GIVEN ENTRIES:
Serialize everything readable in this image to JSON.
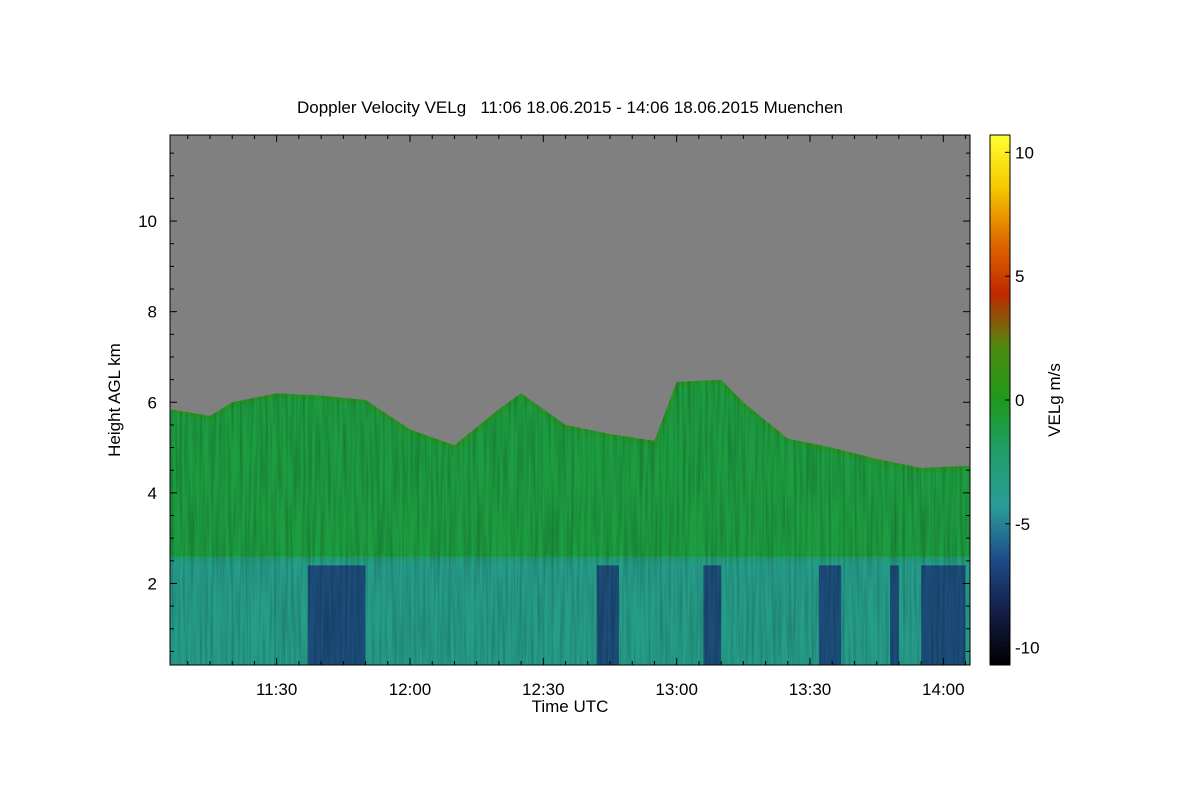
{
  "chart_data": {
    "type": "heatmap",
    "title": "Doppler Velocity VELg   11:06 18.06.2015 - 14:06 18.06.2015 Muenchen",
    "xlabel": "Time UTC",
    "ylabel": "Height AGL km",
    "x_range": [
      "11:06",
      "14:06"
    ],
    "x_ticks": [
      "11:30",
      "12:00",
      "12:30",
      "13:00",
      "13:30",
      "14:00"
    ],
    "y_range": [
      0.2,
      11.9
    ],
    "y_ticks": [
      2,
      4,
      6,
      8,
      10
    ],
    "grid": false,
    "colorbar": {
      "label": "VELg m/s",
      "range": [
        -10.7,
        10.7
      ],
      "ticks": [
        10,
        5,
        0,
        -5,
        -10
      ],
      "colors": [
        "#000000",
        "#141e46",
        "#1e4c8a",
        "#2a9d9a",
        "#1f9e6a",
        "#1c9a1c",
        "#4f8a10",
        "#c02800",
        "#e06a00",
        "#f5c800",
        "#ffff30"
      ]
    },
    "layers": {
      "background_no_signal": "#808080",
      "cloud_top_km": [
        [
          "11:06",
          5.85
        ],
        [
          "11:15",
          5.7
        ],
        [
          "11:20",
          6.0
        ],
        [
          "11:30",
          6.2
        ],
        [
          "11:40",
          6.15
        ],
        [
          "11:50",
          6.05
        ],
        [
          "12:00",
          5.4
        ],
        [
          "12:10",
          5.05
        ],
        [
          "12:20",
          5.85
        ],
        [
          "12:25",
          6.2
        ],
        [
          "12:35",
          5.5
        ],
        [
          "12:45",
          5.3
        ],
        [
          "12:55",
          5.15
        ],
        [
          "13:00",
          6.45
        ],
        [
          "13:10",
          6.5
        ],
        [
          "13:15",
          6.0
        ],
        [
          "13:25",
          5.2
        ],
        [
          "13:35",
          5.0
        ],
        [
          "13:45",
          4.75
        ],
        [
          "13:55",
          4.55
        ],
        [
          "14:06",
          4.6
        ]
      ],
      "melting_layer_km": 2.55,
      "rain_velocity_m_s": -3.5,
      "ice_velocity_m_s": -1.0,
      "strong_downdraft_periods": [
        [
          "11:37",
          "11:50"
        ],
        [
          "12:42",
          "12:47"
        ],
        [
          "13:06",
          "13:10"
        ],
        [
          "13:32",
          "13:37"
        ],
        [
          "13:48",
          "13:50"
        ],
        [
          "13:55",
          "14:05"
        ]
      ]
    }
  }
}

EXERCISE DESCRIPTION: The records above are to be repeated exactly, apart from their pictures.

ANSWER AREA:
Serialize everything readable in this image to JSON.
{
  "chart_data": {
    "type": "heatmap",
    "title": "Doppler Velocity VELg   11:06 18.06.2015 - 14:06 18.06.2015 Muenchen",
    "xlabel": "Time UTC",
    "ylabel": "Height AGL km",
    "x_range": [
      "11:06",
      "14:06"
    ],
    "x_ticks": [
      "11:30",
      "12:00",
      "12:30",
      "13:00",
      "13:30",
      "14:00"
    ],
    "y_range": [
      0.2,
      11.9
    ],
    "y_ticks": [
      2,
      4,
      6,
      8,
      10
    ],
    "grid": false,
    "colorbar": {
      "label": "VELg m/s",
      "range": [
        -10.7,
        10.7
      ],
      "ticks": [
        10,
        5,
        0,
        -5,
        -10
      ],
      "colors": [
        "#000000",
        "#141e46",
        "#1e4c8a",
        "#2a9d9a",
        "#1f9e6a",
        "#1c9a1c",
        "#4f8a10",
        "#c02800",
        "#e06a00",
        "#f5c800",
        "#ffff30"
      ]
    },
    "layers": {
      "background_no_signal": "#808080",
      "cloud_top_km": [
        [
          "11:06",
          5.85
        ],
        [
          "11:15",
          5.7
        ],
        [
          "11:20",
          6.0
        ],
        [
          "11:30",
          6.2
        ],
        [
          "11:40",
          6.15
        ],
        [
          "11:50",
          6.05
        ],
        [
          "12:00",
          5.4
        ],
        [
          "12:10",
          5.05
        ],
        [
          "12:20",
          5.85
        ],
        [
          "12:25",
          6.2
        ],
        [
          "12:35",
          5.5
        ],
        [
          "12:45",
          5.3
        ],
        [
          "12:55",
          5.15
        ],
        [
          "13:00",
          6.45
        ],
        [
          "13:10",
          6.5
        ],
        [
          "13:15",
          6.0
        ],
        [
          "13:25",
          5.2
        ],
        [
          "13:35",
          5.0
        ],
        [
          "13:45",
          4.75
        ],
        [
          "13:55",
          4.55
        ],
        [
          "14:06",
          4.6
        ]
      ],
      "melting_layer_km": 2.55,
      "rain_velocity_m_s": -3.5,
      "ice_velocity_m_s": -1.0,
      "strong_downdraft_periods": [
        [
          "11:37",
          "11:50"
        ],
        [
          "12:42",
          "12:47"
        ],
        [
          "13:06",
          "13:10"
        ],
        [
          "13:32",
          "13:37"
        ],
        [
          "13:48",
          "13:50"
        ],
        [
          "13:55",
          "14:05"
        ]
      ]
    }
  }
}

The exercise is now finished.